> **HOW TO COMPLETE THIS TASK**
Extract every line below that contains the word "frequent".

-- Opening Marker --

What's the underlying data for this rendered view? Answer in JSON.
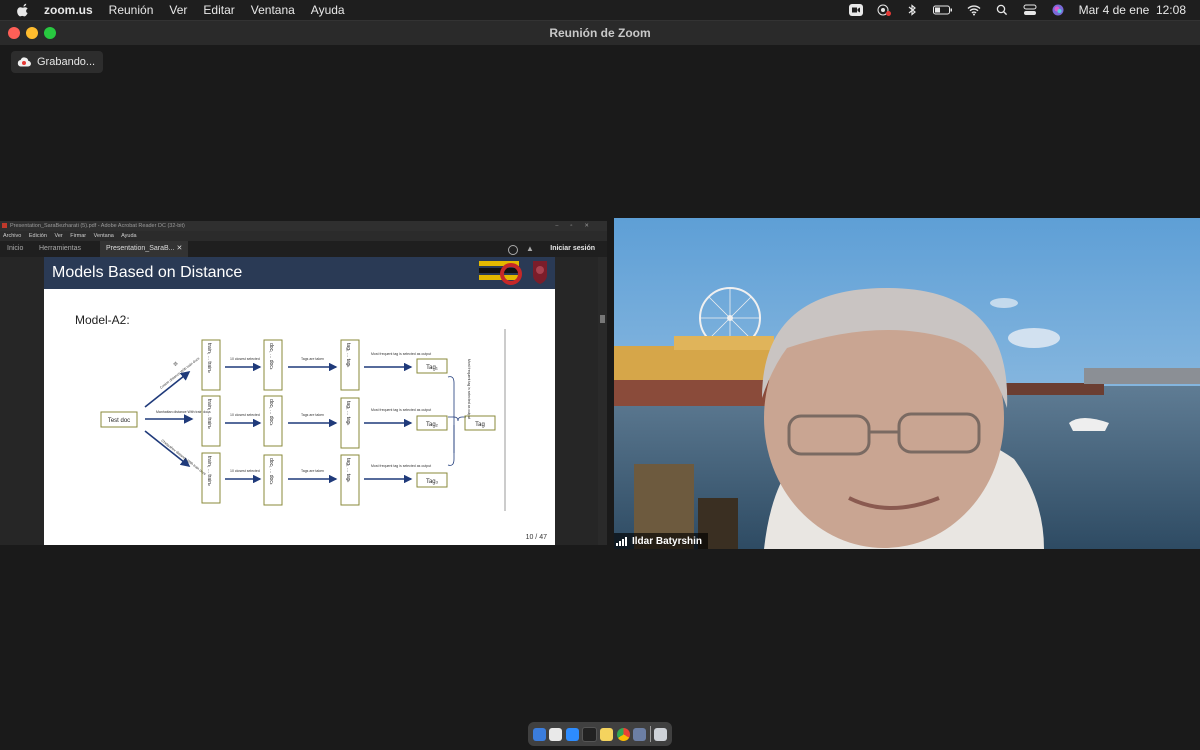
{
  "menubar": {
    "app_name": "zoom.us",
    "items": [
      "Reunión",
      "Ver",
      "Editar",
      "Ventana",
      "Ayuda"
    ],
    "datetime": "Mar 4 de ene  12:08"
  },
  "window": {
    "title": "Reunión de Zoom"
  },
  "recording": {
    "label": "Grabando..."
  },
  "acrobat": {
    "window_title": "Presentation_SaraBezharati (5).pdf - Adobe Acrobat Reader DC (32-bit)",
    "menu": [
      "Archivo",
      "Edición",
      "Ver",
      "Firmar",
      "Ventana",
      "Ayuda"
    ],
    "tabs": {
      "home": "Inicio",
      "tools": "Herramientas",
      "document": "Presentation_SaraB..."
    },
    "login": "Iniciar sesión"
  },
  "slide": {
    "title": "Models Based on Distance",
    "subtitle": "Model-A2:",
    "page": "10 / 47",
    "diagram": {
      "test_doc": "Test doc",
      "train_boxes": [
        "train₁ ... trainₙ",
        "train₁ ... trainₙ",
        "train₁ ... trainₙ"
      ],
      "doc_boxes": [
        "doc₁ ... docₖ",
        "doc₁ ... docₖ",
        "doc₁ ... docₖ"
      ],
      "tag_boxes": [
        "tag₁ ... tagₖ",
        "tag₁ ... tagₖ",
        "tag₁ ... tagₖ"
      ],
      "out_tags": [
        "Tag₁",
        "Tag₂",
        "Tag₃"
      ],
      "final_tag": "Tag",
      "edge_top": "Cosine distance With train docs",
      "edge_mid": "Manhattan distance With train docs",
      "edge_bot": "Chebyshev distance With train docs",
      "select_label": "10 closest selected",
      "taken_label": "Tags are taken",
      "most_label": "Most frequent tag is selected as output",
      "final_label": "Most frequent tag is selected as output"
    }
  },
  "video": {
    "participant": "Ildar Batyrshin"
  },
  "colors": {
    "slide_header": "#2a3a55",
    "arrow": "#1f3a7a",
    "box_border": "#8a8a3a"
  }
}
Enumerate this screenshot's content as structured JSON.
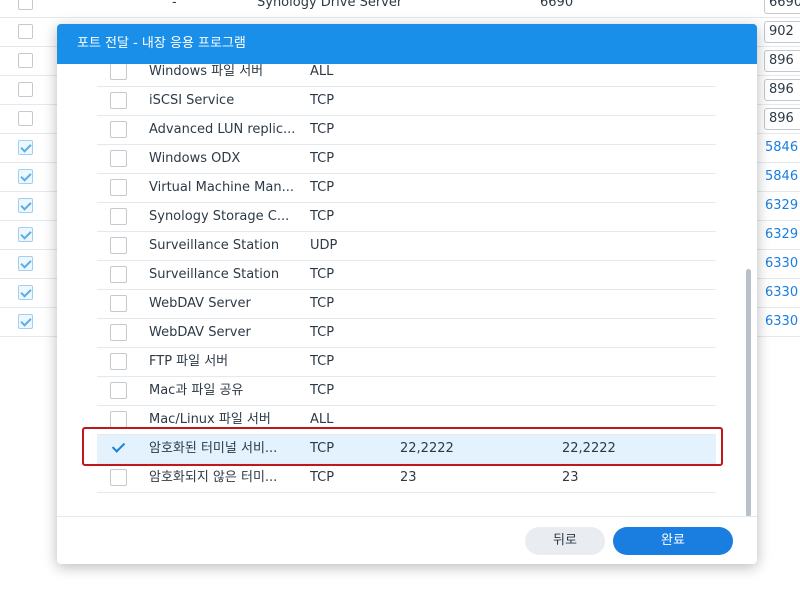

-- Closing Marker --

> **ANSWER BELOW**
      "most_label": "Most frequent tag is selected as output",
      "final_label": "Most frequent tag is selected as output"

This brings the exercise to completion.